Corporate groups are a prominent feature of today’s commercial world, with the vast majority of such groups in Australia being wholly owned. Within Australia, the majority of laws regulating corporate groups are reflective of, or are premised upon, the entity approach. Based on the entity principle, Australian corporate law considers each company within the corporate group to be a separate legal entity, concentrates on the particular issues that face each individual company in the group and, in the main, requires directors to act in the best interests of the particular company to which they have been appointed. The application of the corporate form, specifically legal separation and accompanying limited liability of corporate group members, where the group is managed and controlled as a single enterprise, however, encourages opportunistic activity by debtors. Furthermore, the greater separation of ownership and control within a corporate group gives rise to additional conflicts of interest which do not arise within a single independent company and are not addressed by the current creditor protections under the Corporations Act 2001 (Cth).
Within the group, controlling shareholders or directors may pursue risky projects utilising intra-group financing to enable assets to be siphoned from, or additional liabilities to be incurred by, a group member knowing that creditors will bear the costs if these projects fail. Lack of adequate accounting records within the group may allow the commingling of assets so that the undercapitalisation of member companies is disguised. Creditors, unable to distinguish between the assets and liabilities of each corporate group member may inaccurately perceive, and thus price, the riskiness of contracting with the corporate group member incurring losses when such risk manifests.
Although creditors are generally left to self-protect against the risk of non - or partial payment, the Australian corporate law regime does provide a number of ex ante and ex post creditor protections. This thesis argues that the majority of conventional creditor protections only apply ex post, when the debtor company is or nears insolvency such that such protections neither actively prevent debtor opportunism within the group nor provide an early warning system of debtor opportunism directly to creditors.
This failure to identify or prevent debtor opportunism is exacerbated in those corporate groups where there may be an accepted pattern of behaviour to continue to run a member company at a deficit for the benefit of the wider group. Transactions which ultimately 3 contribute to the insolvency of the member company remain unchecked and creditors are overlooked, until the insolvency of the member is assured.

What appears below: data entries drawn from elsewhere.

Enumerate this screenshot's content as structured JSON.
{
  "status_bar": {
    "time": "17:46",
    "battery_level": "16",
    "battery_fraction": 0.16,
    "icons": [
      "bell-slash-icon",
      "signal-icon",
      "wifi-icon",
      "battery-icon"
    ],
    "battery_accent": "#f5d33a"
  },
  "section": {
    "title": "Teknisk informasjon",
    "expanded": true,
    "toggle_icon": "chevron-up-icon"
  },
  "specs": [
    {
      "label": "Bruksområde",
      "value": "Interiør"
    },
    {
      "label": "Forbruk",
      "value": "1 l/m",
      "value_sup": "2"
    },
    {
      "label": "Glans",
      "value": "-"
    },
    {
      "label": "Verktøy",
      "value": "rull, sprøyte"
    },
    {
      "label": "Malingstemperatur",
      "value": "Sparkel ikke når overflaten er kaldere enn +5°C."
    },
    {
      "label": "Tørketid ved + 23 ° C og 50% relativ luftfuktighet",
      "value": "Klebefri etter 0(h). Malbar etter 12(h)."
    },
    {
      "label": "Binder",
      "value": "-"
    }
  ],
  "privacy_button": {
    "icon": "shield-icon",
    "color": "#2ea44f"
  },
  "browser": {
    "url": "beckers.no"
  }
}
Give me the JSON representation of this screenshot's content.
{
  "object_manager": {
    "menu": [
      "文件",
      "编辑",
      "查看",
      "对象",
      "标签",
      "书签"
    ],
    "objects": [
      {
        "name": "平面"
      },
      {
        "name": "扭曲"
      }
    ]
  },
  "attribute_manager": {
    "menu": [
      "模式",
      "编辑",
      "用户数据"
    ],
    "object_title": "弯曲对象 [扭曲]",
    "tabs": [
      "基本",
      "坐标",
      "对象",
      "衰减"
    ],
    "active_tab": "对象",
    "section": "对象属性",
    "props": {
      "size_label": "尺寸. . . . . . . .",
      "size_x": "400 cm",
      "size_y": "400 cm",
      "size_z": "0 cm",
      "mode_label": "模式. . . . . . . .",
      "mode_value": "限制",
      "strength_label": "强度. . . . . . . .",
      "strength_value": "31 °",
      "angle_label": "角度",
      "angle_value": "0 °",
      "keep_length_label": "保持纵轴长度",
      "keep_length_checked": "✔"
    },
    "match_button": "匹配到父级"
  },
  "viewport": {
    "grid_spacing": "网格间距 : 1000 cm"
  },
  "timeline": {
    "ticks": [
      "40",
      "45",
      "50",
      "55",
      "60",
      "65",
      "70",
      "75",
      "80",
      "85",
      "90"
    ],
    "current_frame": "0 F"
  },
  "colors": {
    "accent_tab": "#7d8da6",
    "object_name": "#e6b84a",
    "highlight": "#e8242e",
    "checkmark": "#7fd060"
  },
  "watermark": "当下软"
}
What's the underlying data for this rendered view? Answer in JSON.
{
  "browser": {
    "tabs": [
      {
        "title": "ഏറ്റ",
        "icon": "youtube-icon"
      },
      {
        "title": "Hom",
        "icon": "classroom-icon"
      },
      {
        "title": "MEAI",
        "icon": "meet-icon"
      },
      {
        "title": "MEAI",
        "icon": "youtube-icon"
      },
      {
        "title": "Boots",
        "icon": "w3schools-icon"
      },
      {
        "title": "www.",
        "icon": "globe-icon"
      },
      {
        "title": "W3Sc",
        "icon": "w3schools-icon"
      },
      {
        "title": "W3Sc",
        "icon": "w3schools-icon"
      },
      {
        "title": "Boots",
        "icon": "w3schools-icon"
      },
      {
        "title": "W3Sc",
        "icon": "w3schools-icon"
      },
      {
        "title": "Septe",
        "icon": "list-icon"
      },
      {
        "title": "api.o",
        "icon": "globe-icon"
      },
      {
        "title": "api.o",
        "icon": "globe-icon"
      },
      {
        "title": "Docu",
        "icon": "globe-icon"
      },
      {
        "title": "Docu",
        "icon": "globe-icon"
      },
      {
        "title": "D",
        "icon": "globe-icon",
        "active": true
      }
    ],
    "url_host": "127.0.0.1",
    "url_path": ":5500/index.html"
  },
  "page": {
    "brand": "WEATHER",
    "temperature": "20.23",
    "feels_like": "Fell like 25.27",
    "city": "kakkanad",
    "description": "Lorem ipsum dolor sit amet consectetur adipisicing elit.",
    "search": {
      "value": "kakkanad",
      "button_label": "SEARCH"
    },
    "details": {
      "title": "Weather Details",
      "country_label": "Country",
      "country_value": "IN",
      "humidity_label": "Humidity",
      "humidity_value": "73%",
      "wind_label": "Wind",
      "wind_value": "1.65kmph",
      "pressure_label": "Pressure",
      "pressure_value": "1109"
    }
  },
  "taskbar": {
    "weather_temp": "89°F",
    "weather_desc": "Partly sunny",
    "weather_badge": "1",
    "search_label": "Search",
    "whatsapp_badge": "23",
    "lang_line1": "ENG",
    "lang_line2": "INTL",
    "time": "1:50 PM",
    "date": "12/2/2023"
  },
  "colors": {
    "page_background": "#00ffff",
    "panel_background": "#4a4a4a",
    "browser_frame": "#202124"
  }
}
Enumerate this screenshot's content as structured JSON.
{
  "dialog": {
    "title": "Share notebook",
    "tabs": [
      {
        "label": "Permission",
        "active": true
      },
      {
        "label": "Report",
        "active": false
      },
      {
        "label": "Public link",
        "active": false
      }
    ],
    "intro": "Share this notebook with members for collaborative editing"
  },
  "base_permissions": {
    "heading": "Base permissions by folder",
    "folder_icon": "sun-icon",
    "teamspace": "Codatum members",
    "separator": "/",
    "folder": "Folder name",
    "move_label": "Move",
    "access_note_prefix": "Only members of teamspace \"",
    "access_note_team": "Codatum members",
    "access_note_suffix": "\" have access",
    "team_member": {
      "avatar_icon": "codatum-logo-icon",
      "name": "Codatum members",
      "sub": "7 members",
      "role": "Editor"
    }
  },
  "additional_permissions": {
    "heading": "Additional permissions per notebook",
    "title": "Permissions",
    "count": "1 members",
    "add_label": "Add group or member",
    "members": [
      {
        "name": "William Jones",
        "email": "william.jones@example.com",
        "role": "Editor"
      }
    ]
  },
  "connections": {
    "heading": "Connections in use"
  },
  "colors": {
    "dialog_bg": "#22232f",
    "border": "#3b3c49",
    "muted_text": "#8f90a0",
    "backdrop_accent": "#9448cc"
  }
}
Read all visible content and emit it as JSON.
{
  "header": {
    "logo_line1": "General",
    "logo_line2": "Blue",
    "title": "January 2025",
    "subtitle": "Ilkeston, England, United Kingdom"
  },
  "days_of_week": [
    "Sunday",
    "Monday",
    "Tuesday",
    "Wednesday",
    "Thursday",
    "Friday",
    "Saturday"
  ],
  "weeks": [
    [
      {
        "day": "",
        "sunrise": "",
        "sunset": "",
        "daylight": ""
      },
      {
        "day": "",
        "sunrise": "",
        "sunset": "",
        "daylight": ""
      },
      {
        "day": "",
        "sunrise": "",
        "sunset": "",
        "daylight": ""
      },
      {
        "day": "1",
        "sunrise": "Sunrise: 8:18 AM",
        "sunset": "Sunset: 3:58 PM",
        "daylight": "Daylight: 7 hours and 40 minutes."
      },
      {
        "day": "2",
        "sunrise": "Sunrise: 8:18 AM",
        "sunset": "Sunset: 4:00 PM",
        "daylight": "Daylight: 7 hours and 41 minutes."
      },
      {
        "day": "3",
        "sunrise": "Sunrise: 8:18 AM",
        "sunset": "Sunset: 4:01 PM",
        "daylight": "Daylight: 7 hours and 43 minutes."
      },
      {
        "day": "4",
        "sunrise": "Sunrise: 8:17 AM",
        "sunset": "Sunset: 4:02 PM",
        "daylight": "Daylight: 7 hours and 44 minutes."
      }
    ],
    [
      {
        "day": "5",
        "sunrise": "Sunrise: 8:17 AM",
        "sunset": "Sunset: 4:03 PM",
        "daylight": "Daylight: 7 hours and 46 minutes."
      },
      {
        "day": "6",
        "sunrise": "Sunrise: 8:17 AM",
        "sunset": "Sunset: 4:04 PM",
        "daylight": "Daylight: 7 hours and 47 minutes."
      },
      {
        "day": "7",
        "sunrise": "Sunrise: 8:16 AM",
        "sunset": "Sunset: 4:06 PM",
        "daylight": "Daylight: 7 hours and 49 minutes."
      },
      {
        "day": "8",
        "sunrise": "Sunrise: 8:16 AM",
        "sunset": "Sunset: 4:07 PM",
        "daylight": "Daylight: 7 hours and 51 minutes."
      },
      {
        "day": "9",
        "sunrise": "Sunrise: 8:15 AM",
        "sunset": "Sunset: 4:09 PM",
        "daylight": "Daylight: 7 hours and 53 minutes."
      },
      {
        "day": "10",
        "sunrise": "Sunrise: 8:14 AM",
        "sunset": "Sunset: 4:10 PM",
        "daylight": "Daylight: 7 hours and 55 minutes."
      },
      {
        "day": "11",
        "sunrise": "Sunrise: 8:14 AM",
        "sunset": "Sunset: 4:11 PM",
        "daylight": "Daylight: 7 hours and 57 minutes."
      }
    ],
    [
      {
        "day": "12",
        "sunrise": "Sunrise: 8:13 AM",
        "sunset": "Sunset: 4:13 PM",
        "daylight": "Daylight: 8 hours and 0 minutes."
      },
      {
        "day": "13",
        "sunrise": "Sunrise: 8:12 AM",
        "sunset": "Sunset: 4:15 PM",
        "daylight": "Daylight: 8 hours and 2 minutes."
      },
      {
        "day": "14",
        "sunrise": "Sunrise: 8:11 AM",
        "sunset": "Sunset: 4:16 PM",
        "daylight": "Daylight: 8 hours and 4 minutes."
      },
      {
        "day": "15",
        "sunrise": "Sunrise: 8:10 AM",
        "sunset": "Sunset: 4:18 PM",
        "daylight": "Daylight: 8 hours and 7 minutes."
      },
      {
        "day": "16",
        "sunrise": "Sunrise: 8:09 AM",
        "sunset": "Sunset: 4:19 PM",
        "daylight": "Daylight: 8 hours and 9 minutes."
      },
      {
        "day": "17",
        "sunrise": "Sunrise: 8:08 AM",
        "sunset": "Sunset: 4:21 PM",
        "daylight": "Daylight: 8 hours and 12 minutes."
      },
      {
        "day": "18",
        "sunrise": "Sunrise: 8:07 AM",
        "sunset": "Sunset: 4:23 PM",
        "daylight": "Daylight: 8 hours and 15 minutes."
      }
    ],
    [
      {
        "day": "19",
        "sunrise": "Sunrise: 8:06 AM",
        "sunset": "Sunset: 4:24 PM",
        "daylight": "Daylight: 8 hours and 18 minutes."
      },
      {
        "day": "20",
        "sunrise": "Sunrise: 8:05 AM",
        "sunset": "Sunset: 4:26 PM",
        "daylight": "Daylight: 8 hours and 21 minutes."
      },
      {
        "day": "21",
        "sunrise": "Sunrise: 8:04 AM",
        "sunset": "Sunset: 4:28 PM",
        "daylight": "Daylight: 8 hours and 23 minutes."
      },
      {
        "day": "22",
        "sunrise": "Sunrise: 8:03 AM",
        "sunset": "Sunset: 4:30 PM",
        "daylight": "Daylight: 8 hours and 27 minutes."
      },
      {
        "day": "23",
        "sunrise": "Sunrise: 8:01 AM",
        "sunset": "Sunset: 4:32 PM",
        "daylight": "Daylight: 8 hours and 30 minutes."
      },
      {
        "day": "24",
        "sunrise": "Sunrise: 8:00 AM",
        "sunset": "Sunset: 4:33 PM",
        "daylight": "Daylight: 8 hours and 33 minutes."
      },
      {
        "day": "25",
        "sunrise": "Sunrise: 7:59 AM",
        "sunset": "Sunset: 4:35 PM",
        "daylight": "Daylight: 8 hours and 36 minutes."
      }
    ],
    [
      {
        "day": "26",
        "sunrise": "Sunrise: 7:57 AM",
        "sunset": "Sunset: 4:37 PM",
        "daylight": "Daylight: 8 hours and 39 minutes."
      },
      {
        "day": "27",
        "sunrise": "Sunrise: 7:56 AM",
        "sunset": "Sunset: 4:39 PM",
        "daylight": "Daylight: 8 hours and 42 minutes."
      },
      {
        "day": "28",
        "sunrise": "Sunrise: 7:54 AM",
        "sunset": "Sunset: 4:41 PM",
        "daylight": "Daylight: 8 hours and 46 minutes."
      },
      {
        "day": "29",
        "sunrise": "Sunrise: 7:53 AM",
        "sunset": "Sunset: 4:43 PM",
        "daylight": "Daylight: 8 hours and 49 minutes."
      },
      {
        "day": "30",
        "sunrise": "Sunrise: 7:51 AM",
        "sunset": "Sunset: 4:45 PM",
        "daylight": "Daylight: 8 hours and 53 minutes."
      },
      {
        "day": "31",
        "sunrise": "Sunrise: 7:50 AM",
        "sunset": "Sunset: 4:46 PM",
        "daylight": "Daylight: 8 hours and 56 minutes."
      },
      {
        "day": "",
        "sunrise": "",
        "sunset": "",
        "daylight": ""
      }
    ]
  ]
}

The conclusion drawn from this analysis is that the present regulation of corporate groups encourages debtor opportunism within the group and contributes to the creditors’ inaccurate identification and pricing of the risks of transacting with a corporate group member.
As a means of overcoming the limitations of existing creditor protections, the thesis argues for the adoption of enterprise liability whereby corporate group members would be liable for the unsecured debts of other corporate group members, within those groups managed and operated as a single enterprise.
It is suggested that the level of debtor opportunism within such corporate groups would be reduced as enterprise liability would:
• protect against phoenix activity;
• deter group shareholders from establishing undercapitalised subsidiaries;
• create an incentive for earlier identification of transactions detrimental to creditors; and
• make asset-shifting intra-group transfers or financing arrangements to defeat creditors’ claims redundant.
The adoption of enterprise liability for those corporate groups operated and managed as a single enterprise may cause the cost of capital for such group members to rise. However, despite the possible negative impact on investment, it is argued that the adoption of enterprise liability is an efficient means of protection to creditors:
• it operates ex ante and thus would more effectively deter debtor opportunism;
• its implementation is restricted to those groups run as single enterprises;
• it can be adapted easily into the existing corporate law regime;
• it does not disturb the corporate group members’ separate legal entity status and it is reflective of the manner in which such groups are managed and operated.